> _What is required_: Could you return all of the data exactly as given?

Data records

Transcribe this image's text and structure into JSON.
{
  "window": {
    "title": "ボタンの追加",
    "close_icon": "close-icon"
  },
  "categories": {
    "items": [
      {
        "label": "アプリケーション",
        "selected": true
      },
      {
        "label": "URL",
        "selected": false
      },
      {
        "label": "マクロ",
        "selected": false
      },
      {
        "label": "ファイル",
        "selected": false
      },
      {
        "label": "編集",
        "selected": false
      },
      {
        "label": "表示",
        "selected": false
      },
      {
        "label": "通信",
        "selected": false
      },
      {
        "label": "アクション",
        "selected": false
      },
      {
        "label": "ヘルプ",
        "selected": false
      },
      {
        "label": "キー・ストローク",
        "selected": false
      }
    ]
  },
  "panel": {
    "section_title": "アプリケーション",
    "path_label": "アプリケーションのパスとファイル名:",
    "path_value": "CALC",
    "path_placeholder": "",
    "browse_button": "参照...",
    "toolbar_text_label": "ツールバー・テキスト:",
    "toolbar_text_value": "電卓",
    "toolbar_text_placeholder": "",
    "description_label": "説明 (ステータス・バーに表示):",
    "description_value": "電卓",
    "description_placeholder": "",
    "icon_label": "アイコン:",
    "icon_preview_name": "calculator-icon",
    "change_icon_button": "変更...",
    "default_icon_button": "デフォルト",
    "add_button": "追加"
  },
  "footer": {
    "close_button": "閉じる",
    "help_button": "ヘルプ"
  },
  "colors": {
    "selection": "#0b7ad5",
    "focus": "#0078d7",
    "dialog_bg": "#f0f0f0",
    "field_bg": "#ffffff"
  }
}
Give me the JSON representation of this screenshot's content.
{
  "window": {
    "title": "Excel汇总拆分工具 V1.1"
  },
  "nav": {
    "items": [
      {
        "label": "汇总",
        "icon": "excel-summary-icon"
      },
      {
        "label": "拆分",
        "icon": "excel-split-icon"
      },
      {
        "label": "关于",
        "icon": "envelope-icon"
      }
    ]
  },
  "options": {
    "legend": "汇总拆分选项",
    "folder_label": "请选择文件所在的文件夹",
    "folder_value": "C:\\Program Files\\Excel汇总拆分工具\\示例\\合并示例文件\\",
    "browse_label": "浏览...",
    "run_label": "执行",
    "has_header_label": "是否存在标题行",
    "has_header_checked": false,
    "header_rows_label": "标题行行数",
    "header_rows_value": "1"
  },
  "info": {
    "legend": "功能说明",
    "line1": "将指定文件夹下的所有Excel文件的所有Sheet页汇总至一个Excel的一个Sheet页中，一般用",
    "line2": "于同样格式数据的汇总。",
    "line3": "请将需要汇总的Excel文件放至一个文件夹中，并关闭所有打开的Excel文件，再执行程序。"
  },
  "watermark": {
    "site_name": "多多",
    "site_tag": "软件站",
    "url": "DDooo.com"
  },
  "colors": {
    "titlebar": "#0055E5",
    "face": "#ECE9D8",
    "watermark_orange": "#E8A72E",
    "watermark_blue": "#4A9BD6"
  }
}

> _Expected answer_:
Transcribe this image's text and structure into JSON.
{
  "window": {
    "title": "ボタンの追加",
    "close_icon": "close-icon"
  },
  "categories": {
    "items": [
      {
        "label": "アプリケーション",
        "selected": true
      },
      {
        "label": "URL",
        "selected": false
      },
      {
        "label": "マクロ",
        "selected": false
      },
      {
        "label": "ファイル",
        "selected": false
      },
      {
        "label": "編集",
        "selected": false
      },
      {
        "label": "表示",
        "selected": false
      },
      {
        "label": "通信",
        "selected": false
      },
      {
        "label": "アクション",
        "selected": false
      },
      {
        "label": "ヘルプ",
        "selected": false
      },
      {
        "label": "キー・ストローク",
        "selected": false
      }
    ]
  },
  "panel": {
    "section_title": "アプリケーション",
    "path_label": "アプリケーションのパスとファイル名:",
    "path_value": "CALC",
    "path_placeholder": "",
    "browse_button": "参照...",
    "toolbar_text_label": "ツールバー・テキスト:",
    "toolbar_text_value": "電卓",
    "toolbar_text_placeholder": "",
    "description_label": "説明 (ステータス・バーに表示):",
    "description_value": "電卓",
    "description_placeholder": "",
    "icon_label": "アイコン:",
    "icon_preview_name": "calculator-icon",
    "change_icon_button": "変更...",
    "default_icon_button": "デフォルト",
    "add_button": "追加"
  },
  "footer": {
    "close_button": "閉じる",
    "help_button": "ヘルプ"
  },
  "colors": {
    "selection": "#0b7ad5",
    "focus": "#0078d7",
    "dialog_bg": "#f0f0f0",
    "field_bg": "#ffffff"
  }
}
Give me the JSON representation of this screenshot's content.
{
  "window": {
    "title": "Excel汇总拆分工具 V1.1"
  },
  "nav": {
    "items": [
      {
        "label": "汇总",
        "icon": "excel-summary-icon"
      },
      {
        "label": "拆分",
        "icon": "excel-split-icon"
      },
      {
        "label": "关于",
        "icon": "envelope-icon"
      }
    ]
  },
  "options": {
    "legend": "汇总拆分选项",
    "folder_label": "请选择文件所在的文件夹",
    "folder_value": "C:\\Program Files\\Excel汇总拆分工具\\示例\\合并示例文件\\",
    "browse_label": "浏览...",
    "run_label": "执行",
    "has_header_label": "是否存在标题行",
    "has_header_checked": false,
    "header_rows_label": "标题行行数",
    "header_rows_value": "1"
  },
  "info": {
    "legend": "功能说明",
    "line1": "将指定文件夹下的所有Excel文件的所有Sheet页汇总至一个Excel的一个Sheet页中，一般用",
    "line2": "于同样格式数据的汇总。",
    "line3": "请将需要汇总的Excel文件放至一个文件夹中，并关闭所有打开的Excel文件，再执行程序。"
  },
  "watermark": {
    "site_name": "多多",
    "site_tag": "软件站",
    "url": "DDooo.com"
  },
  "colors": {
    "titlebar": "#0055E5",
    "face": "#ECE9D8",
    "watermark_orange": "#E8A72E",
    "watermark_blue": "#4A9BD6"
  }
}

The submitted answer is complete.